**Data records for software interfaces**
- - -

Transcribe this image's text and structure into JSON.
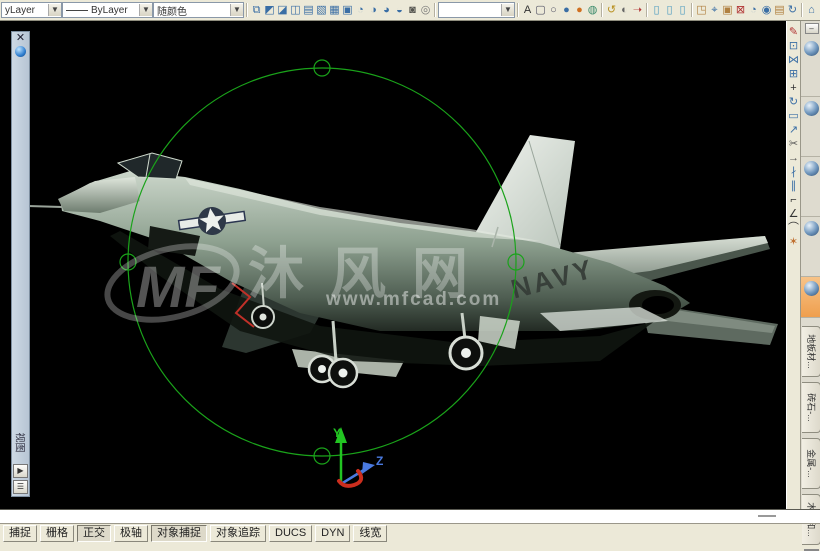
{
  "colors": {
    "orbit_green": "#1aa31a",
    "axis_y": "#22c522",
    "axis_z": "#4a7ae0",
    "axis_x": "#cc2e1e",
    "watermark_white": "#ffffff",
    "active_cell_orange": "#ef9f4e"
  },
  "top_toolbar": {
    "combos": [
      {
        "name": "layer-color-combo",
        "value": "yLayer"
      },
      {
        "name": "linetype-combo",
        "value": "ByLayer"
      },
      {
        "name": "plotstyle-combo",
        "value": "随颜色"
      },
      {
        "name": "view-combo",
        "value": ""
      }
    ],
    "arrow_glyph": "▼",
    "group_views": [
      {
        "name": "named-views-icon",
        "glyph": "⧉",
        "color": "#3a6ea5"
      },
      {
        "name": "view-cube-top-icon",
        "glyph": "◩",
        "color": "#3a6ea5"
      },
      {
        "name": "view-cube-bottom-icon",
        "glyph": "◪",
        "color": "#3a6ea5"
      },
      {
        "name": "view-cube-left-icon",
        "glyph": "◫",
        "color": "#3a6ea5"
      },
      {
        "name": "view-cube-right-icon",
        "glyph": "▤",
        "color": "#3a6ea5"
      },
      {
        "name": "view-cube-front-icon",
        "glyph": "▧",
        "color": "#3a6ea5"
      },
      {
        "name": "view-cube-back-icon",
        "glyph": "▦",
        "color": "#3a6ea5"
      },
      {
        "name": "view-cube-iso-icon",
        "glyph": "▣",
        "color": "#3a6ea5"
      },
      {
        "name": "orbit-sw-icon",
        "glyph": "◔",
        "color": "#3a6ea5"
      },
      {
        "name": "orbit-se-icon",
        "glyph": "◑",
        "color": "#3a6ea5"
      },
      {
        "name": "orbit-ne-icon",
        "glyph": "◕",
        "color": "#3a6ea5"
      },
      {
        "name": "orbit-nw-icon",
        "glyph": "◒",
        "color": "#3a6ea5"
      },
      {
        "name": "camera-icon",
        "glyph": "◙",
        "color": "#555550"
      },
      {
        "name": "target-compass-icon",
        "glyph": "◎",
        "color": "#777"
      }
    ],
    "group_styles": [
      {
        "name": "text-style-icon",
        "glyph": "A",
        "color": "#333"
      },
      {
        "name": "wireframe-2d-icon",
        "glyph": "▢",
        "color": "#556"
      },
      {
        "name": "wireframe-3d-icon",
        "glyph": "○",
        "color": "#556"
      },
      {
        "name": "realistic-style-icon",
        "glyph": "●",
        "color": "#3a6ea5"
      },
      {
        "name": "conceptual-style-icon",
        "glyph": "●",
        "color": "#d07020"
      },
      {
        "name": "materials-icon",
        "glyph": "◍",
        "color": "#3a8a6a"
      }
    ],
    "group_render": [
      {
        "name": "render-sweep-icon",
        "glyph": "↺",
        "color": "#b89020"
      },
      {
        "name": "render-region-icon",
        "glyph": "◐",
        "color": "#666"
      },
      {
        "name": "render-icon",
        "glyph": "➝",
        "color": "#b03030"
      }
    ],
    "group_lights": [
      {
        "name": "point-light-icon",
        "glyph": "▯",
        "color": "#4a9ac0"
      },
      {
        "name": "spot-light-icon",
        "glyph": "▯",
        "color": "#4a9ac0"
      },
      {
        "name": "distant-light-icon",
        "glyph": "▯",
        "color": "#4a9ac0"
      }
    ],
    "group_modeling": [
      {
        "name": "box-solid-icon",
        "glyph": "◳",
        "color": "#b08040"
      },
      {
        "name": "polysolid-icon",
        "glyph": "⌖",
        "color": "#3a6ea5"
      },
      {
        "name": "cube-solid-icon",
        "glyph": "▣",
        "color": "#b08040"
      },
      {
        "name": "wedge-icon",
        "glyph": "⊠",
        "color": "#b03030"
      },
      {
        "name": "cylinder-icon",
        "glyph": "◔",
        "color": "#3a6ea5"
      },
      {
        "name": "sphere-solid-icon",
        "glyph": "◉",
        "color": "#3a6ea5"
      },
      {
        "name": "extrude-icon",
        "glyph": "▤",
        "color": "#b08040"
      },
      {
        "name": "revolve-icon",
        "glyph": "↻",
        "color": "#3a6ea5"
      }
    ],
    "group_misc": [
      {
        "name": "union-icon",
        "glyph": "⌂",
        "color": "#3a6ea5"
      },
      {
        "name": "subtract-icon",
        "glyph": "▥",
        "color": "#3a6ea5"
      },
      {
        "name": "partial-icon-1",
        "glyph": "◆",
        "color": "#c04040"
      },
      {
        "name": "partial-icon-2",
        "glyph": "▨",
        "color": "#c8a060"
      }
    ]
  },
  "left_strip": {
    "close_glyph": "✕",
    "label": "视图",
    "play_glyph": "▶",
    "list_glyph": "☰"
  },
  "modify_toolbar": [
    {
      "name": "erase-icon",
      "glyph": "✎",
      "color": "#b03030"
    },
    {
      "name": "copy-icon",
      "glyph": "⊡",
      "color": "#3a6ea5"
    },
    {
      "name": "mirror-icon",
      "glyph": "⋈",
      "color": "#3a6ea5"
    },
    {
      "name": "array-icon",
      "glyph": "⊞",
      "color": "#3a6ea5"
    },
    {
      "name": "move-icon",
      "glyph": "+",
      "color": "#333"
    },
    {
      "name": "rotate-icon",
      "glyph": "↻",
      "color": "#3a6ea5"
    },
    {
      "name": "scale-icon",
      "glyph": "▭",
      "color": "#3a6ea5"
    },
    {
      "name": "stretch-icon",
      "glyph": "↗",
      "color": "#3a6ea5"
    },
    {
      "name": "trim-icon",
      "glyph": "✂",
      "color": "#555"
    },
    {
      "name": "extend-icon",
      "glyph": "→",
      "color": "#555"
    },
    {
      "name": "break-point-icon",
      "glyph": "∤",
      "color": "#3a6ea5"
    },
    {
      "name": "break-icon",
      "glyph": "∥",
      "color": "#3a6ea5"
    },
    {
      "name": "join-icon",
      "glyph": "⌐",
      "color": "#333"
    },
    {
      "name": "chamfer-icon",
      "glyph": "∠",
      "color": "#333"
    },
    {
      "name": "fillet-icon",
      "glyph": "⌒",
      "color": "#333"
    },
    {
      "name": "explode-icon",
      "glyph": "✶",
      "color": "#c07030"
    }
  ],
  "palette": {
    "minimize_glyph": "–",
    "samples": [
      {
        "name": "material-sample-1",
        "active": false
      },
      {
        "name": "material-sample-2",
        "active": false
      },
      {
        "name": "material-sample-3",
        "active": false
      },
      {
        "name": "material-sample-4",
        "active": false
      },
      {
        "name": "material-sample-5",
        "active": true
      }
    ],
    "tabs": [
      {
        "name": "tab-floor-materials",
        "label": "地板材..."
      },
      {
        "name": "tab-masonry-materials",
        "label": "砖石-..."
      },
      {
        "name": "tab-metal-materials",
        "label": "金属-..."
      },
      {
        "name": "tab-wood-materials",
        "label": "木材和..."
      }
    ]
  },
  "viewport": {
    "watermark": {
      "logo": "MF",
      "text": "沐风网",
      "url": "www.mfcad.com"
    },
    "fuselage_text": "NAVY",
    "axis_labels": {
      "y": "Y",
      "z": "Z"
    }
  },
  "command_line": {
    "value": ""
  },
  "status_bar": {
    "buttons": [
      {
        "name": "snap-toggle",
        "label": "捕捉",
        "active": false
      },
      {
        "name": "grid-toggle",
        "label": "栅格",
        "active": false
      },
      {
        "name": "ortho-toggle",
        "label": "正交",
        "active": true
      },
      {
        "name": "polar-toggle",
        "label": "极轴",
        "active": false
      },
      {
        "name": "osnap-toggle",
        "label": "对象捕捉",
        "active": true
      },
      {
        "name": "otrack-toggle",
        "label": "对象追踪",
        "active": false
      },
      {
        "name": "ducs-toggle",
        "label": "DUCS",
        "active": false
      },
      {
        "name": "dyn-toggle",
        "label": "DYN",
        "active": false
      },
      {
        "name": "lineweight-toggle",
        "label": "线宽",
        "active": false
      }
    ]
  }
}
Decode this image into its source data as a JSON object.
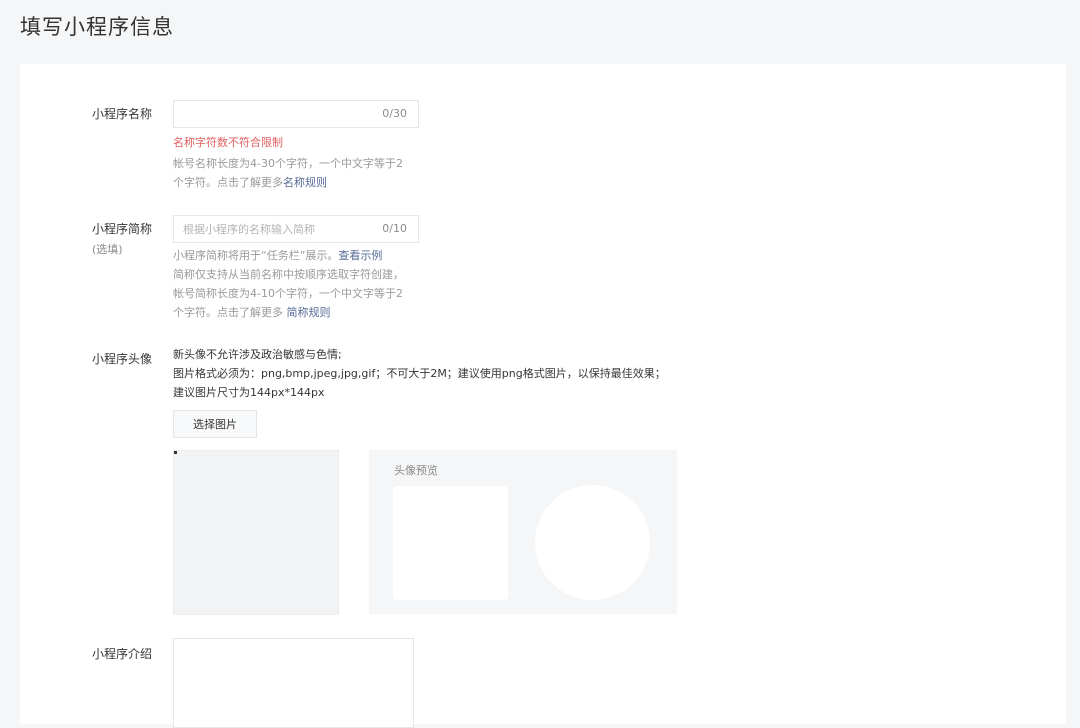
{
  "page": {
    "title": "填写小程序信息"
  },
  "name_field": {
    "label": "小程序名称",
    "value": "",
    "counter": "0/30",
    "error": "名称字符数不符合限制",
    "tip_line1": "帐号名称长度为4-30个字符，一个中文字等于2",
    "tip_line2_prefix": "个字符。点击了解更多",
    "tip_link": "名称规则"
  },
  "short_name_field": {
    "label": "小程序简称",
    "label_sub": "(选填)",
    "placeholder": "根据小程序的名称输入简称",
    "counter": "0/10",
    "tip_line1_prefix": "小程序简称将用于“任务栏”展示。",
    "tip_line1_link": "查看示例",
    "tip_line2": "简称仅支持从当前名称中按顺序选取字符创建，",
    "tip_line3": "帐号简称长度为4-10个字符，一个中文字等于2",
    "tip_line4_prefix": "个字符。点击了解更多 ",
    "tip_line4_link": "简称规则"
  },
  "avatar_field": {
    "label": "小程序头像",
    "desc_line1": "新头像不允许涉及政治敏感与色情;",
    "desc_line2": "图片格式必须为：png,bmp,jpeg,jpg,gif；不可大于2M；建议使用png格式图片，以保持最佳效果；",
    "desc_line3": "建议图片尺寸为144px*144px",
    "select_button": "选择图片",
    "preview_title": "头像预览"
  },
  "intro_field": {
    "label": "小程序介绍",
    "value": ""
  }
}
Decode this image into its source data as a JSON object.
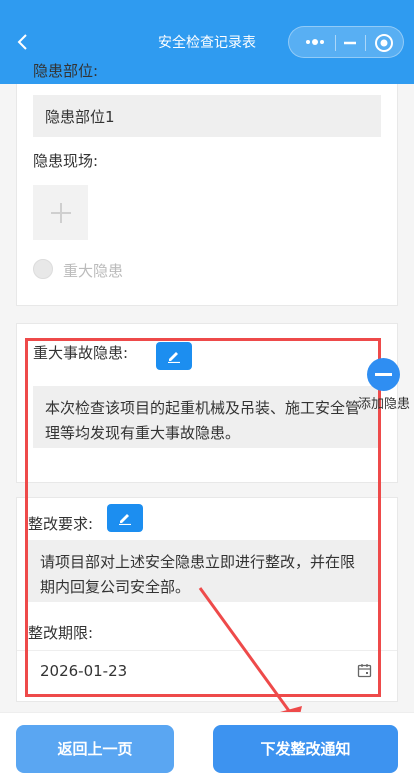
{
  "navbar": {
    "title": "安全检查记录表",
    "back_icon": "chevron-left-icon",
    "capsule_icons": [
      "more-dots-icon",
      "minimize-icon",
      "target-icon"
    ]
  },
  "hazard_section": {
    "location_label": "隐患部位:",
    "location_value": "隐患部位1",
    "site_label": "隐患现场:",
    "upload_icon": "plus-icon",
    "major_label": "重大隐患"
  },
  "major_accident": {
    "label": "重大事故隐患:",
    "text": "本次检查该项目的起重机械及吊装、施工安全管理等均发现有重大事故隐患。"
  },
  "rectification": {
    "requirement_label": "整改要求:",
    "requirement_text": "请项目部对上述安全隐患立即进行整改，并在限期内回复公司安全部。",
    "deadline_label": "整改期限:",
    "deadline_value": "2026-01-23"
  },
  "float_button": {
    "label": "添加隐患"
  },
  "footer": {
    "back_label": "返回上一页",
    "issue_label": "下发整改通知"
  },
  "colors": {
    "primary": "#2f9bf0",
    "annotation": "#ee4a4a"
  }
}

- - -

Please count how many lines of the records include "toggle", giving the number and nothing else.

**RESPONSE TO THIS EXERCISE**
9